## Exercise requirements
Print the listing below again. Change nothing.

## Given records
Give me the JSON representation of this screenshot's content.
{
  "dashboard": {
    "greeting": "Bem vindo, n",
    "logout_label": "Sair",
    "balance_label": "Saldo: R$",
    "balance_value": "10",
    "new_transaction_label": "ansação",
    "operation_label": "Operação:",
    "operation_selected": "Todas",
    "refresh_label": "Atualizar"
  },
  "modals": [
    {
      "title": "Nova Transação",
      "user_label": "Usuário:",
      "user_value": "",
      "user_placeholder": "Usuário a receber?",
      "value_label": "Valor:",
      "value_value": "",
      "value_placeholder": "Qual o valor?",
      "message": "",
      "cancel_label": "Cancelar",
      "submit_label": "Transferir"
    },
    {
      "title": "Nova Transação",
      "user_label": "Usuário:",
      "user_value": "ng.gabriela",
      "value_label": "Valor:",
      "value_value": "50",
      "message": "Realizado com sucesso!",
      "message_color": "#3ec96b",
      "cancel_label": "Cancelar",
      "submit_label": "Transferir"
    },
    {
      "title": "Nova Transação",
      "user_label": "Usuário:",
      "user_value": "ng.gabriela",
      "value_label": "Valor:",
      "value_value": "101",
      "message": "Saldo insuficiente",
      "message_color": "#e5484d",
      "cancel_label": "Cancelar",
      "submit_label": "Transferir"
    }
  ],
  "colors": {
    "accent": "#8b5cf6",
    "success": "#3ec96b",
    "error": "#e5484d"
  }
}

## Result
Give me the JSON representation of this screenshot's content.
{
  "dashboard": {
    "greeting": "Bem vindo, n",
    "logout_label": "Sair",
    "balance_label": "Saldo: R$",
    "balance_value": "10",
    "new_transaction_label": "ansação",
    "operation_label": "Operação:",
    "operation_selected": "Todas",
    "refresh_label": "Atualizar"
  },
  "modals": [
    {
      "title": "Nova Transação",
      "user_label": "Usuário:",
      "user_value": "",
      "user_placeholder": "Usuário a receber?",
      "value_label": "Valor:",
      "value_value": "",
      "value_placeholder": "Qual o valor?",
      "message": "",
      "cancel_label": "Cancelar",
      "submit_label": "Transferir"
    },
    {
      "title": "Nova Transação",
      "user_label": "Usuário:",
      "user_value": "ng.gabriela",
      "value_label": "Valor:",
      "value_value": "50",
      "message": "Realizado com sucesso!",
      "message_color": "#3ec96b",
      "cancel_label": "Cancelar",
      "submit_label": "Transferir"
    },
    {
      "title": "Nova Transação",
      "user_label": "Usuário:",
      "user_value": "ng.gabriela",
      "value_label": "Valor:",
      "value_value": "101",
      "message": "Saldo insuficiente",
      "message_color": "#e5484d",
      "cancel_label": "Cancelar",
      "submit_label": "Transferir"
    }
  ],
  "colors": {
    "accent": "#8b5cf6",
    "success": "#3ec96b",
    "error": "#e5484d"
  }
}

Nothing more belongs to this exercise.